We’ve lived in this little corner of Surrey for almost a year now and the garden is well overdue some big changes. It needs a lot more plants in it, and now that I’ve given up the allotment, I must have some vegetable beds, there’ll have to be quite a bit of drainage to deal with the excess water that’s loitering around.
The plant list is growing gradually as I add things and then remove half of them as completely unsuitable for the clay soil etc. So far, the list is made up of a mix of shrubs, climbers, herbaceous plants, herbs, annuals and bulbs so there’s plenty of variety, I’ll share it with you when it’s done.
I also want plants that pollinating insects will like. As you probably know, there’s been a decline in their habitat over recent years, add in the effects of global warming and the little creatures are struggling, and although each garden isn’t that big, added together they can make a sizeable contribution to food and habitats for insects.
Apart from this, the benefit for me is that their pollination will give me a good crop of fruit, flowers and vegetables.
Pollinating insects are obviously bees, but also butterflies, moths, beetles and hoverflies, these are the sort of plants that they like:
- Flowers with a nice, open structure so they can get into them easily, by all means have these big, ruffled dahlias, but have some simple, open shapes as well.
- Flowers for as much of the year as possible, this isn’t as difficult as it seems, ivy is perfect for winter as are bulbs like Crocus tommasinianus, they flower in my garden in January and February.

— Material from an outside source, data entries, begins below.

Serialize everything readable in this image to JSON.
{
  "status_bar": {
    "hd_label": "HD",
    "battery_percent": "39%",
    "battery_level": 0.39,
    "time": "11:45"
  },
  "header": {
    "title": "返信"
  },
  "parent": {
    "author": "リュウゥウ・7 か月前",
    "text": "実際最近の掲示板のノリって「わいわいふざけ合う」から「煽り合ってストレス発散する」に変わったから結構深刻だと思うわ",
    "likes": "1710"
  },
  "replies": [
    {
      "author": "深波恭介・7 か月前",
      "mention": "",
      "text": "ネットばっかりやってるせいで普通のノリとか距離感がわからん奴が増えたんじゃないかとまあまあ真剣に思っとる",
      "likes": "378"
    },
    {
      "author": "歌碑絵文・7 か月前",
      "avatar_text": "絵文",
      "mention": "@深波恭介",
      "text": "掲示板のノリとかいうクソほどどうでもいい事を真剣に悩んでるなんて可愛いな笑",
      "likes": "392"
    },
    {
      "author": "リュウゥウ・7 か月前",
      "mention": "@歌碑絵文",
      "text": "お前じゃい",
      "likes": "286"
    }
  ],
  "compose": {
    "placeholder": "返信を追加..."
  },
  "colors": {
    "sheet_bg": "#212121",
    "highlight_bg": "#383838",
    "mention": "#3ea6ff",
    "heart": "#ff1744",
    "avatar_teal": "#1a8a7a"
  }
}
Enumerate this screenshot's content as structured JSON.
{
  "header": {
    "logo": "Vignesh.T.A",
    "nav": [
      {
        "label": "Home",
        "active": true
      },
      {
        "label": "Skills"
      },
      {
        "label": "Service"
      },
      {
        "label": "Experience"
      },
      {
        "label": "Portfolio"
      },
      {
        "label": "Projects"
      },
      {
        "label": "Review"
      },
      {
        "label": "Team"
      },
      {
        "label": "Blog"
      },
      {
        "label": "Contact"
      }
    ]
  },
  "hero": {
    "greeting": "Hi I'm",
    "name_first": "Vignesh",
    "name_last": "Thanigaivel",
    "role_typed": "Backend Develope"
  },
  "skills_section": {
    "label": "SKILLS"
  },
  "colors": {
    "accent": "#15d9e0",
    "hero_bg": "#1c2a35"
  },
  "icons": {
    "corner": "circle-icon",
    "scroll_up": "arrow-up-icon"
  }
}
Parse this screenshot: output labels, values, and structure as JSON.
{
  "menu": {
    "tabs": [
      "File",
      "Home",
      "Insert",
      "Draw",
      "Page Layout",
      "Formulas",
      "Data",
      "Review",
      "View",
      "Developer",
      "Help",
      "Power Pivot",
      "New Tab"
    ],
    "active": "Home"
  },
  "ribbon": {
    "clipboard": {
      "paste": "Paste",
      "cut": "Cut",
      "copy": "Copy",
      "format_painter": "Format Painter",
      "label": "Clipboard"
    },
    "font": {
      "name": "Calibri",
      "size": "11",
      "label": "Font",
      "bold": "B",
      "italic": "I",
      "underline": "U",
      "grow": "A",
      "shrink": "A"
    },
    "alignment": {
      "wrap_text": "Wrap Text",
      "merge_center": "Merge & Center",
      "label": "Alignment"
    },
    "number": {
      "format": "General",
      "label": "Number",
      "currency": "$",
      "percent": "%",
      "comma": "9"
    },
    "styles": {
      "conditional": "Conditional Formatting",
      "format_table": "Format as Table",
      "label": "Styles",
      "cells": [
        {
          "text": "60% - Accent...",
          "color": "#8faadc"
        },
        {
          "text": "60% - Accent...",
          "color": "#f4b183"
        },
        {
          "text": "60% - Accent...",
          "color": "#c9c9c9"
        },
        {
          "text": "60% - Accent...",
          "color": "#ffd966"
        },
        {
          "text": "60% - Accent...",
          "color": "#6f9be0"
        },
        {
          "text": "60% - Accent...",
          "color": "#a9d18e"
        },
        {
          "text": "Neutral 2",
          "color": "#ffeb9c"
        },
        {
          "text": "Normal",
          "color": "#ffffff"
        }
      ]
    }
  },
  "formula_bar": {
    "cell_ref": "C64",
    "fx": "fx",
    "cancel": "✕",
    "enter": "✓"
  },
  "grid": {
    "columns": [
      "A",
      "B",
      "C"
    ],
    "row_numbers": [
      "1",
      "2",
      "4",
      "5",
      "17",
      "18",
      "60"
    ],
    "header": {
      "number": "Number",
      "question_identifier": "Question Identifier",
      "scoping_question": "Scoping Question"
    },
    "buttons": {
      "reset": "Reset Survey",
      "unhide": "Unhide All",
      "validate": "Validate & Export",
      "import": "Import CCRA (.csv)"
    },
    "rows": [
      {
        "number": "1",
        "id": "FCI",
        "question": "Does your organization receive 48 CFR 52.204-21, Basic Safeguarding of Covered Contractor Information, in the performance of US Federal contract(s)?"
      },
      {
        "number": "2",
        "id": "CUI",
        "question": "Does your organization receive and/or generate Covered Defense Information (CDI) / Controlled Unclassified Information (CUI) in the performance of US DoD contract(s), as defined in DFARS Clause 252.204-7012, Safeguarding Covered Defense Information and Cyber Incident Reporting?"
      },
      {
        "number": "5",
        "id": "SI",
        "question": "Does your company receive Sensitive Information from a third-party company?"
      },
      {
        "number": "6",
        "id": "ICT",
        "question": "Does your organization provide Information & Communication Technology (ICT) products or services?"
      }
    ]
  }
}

- Pollinating insects are put off by rain, so overhead watering is just like rain as far as they’re concerned. Better to water the soil at the base of plants, most plants prefer this as well.
- Pesticides take an indescriminent approach and kill everything, so the beneficial insect get wiped out too… another reason not to use them.
- If there’s a period during the year when there aren’t many flowers in your garden, have a look over the fence and see what’s growing in neighbouring gardens, take a trip to a nursery or visit a garden to see what’s flowering there.
- Shrubs, climbing plants and trees are good for pollinators too.
- Pollinating insects like a drink, a bird-bath will do if space is tight or you don’t want a pond.
- I’m not one for planting only native species, though it’s probably advisable to have plants mostly from the northern hemisphere, just because they’re more likely to survive. Don’t be too rigid about this though, I wouldn’t want to be without Verbena bonariensis or Dahlias, both originated in South America.
There are hundreds of gardens through the U.K. open under the National Garden Scheme, they’re great places to visit for ideas, check out their website here.
Happy gardening, Jill
all photos: Jill Anderson.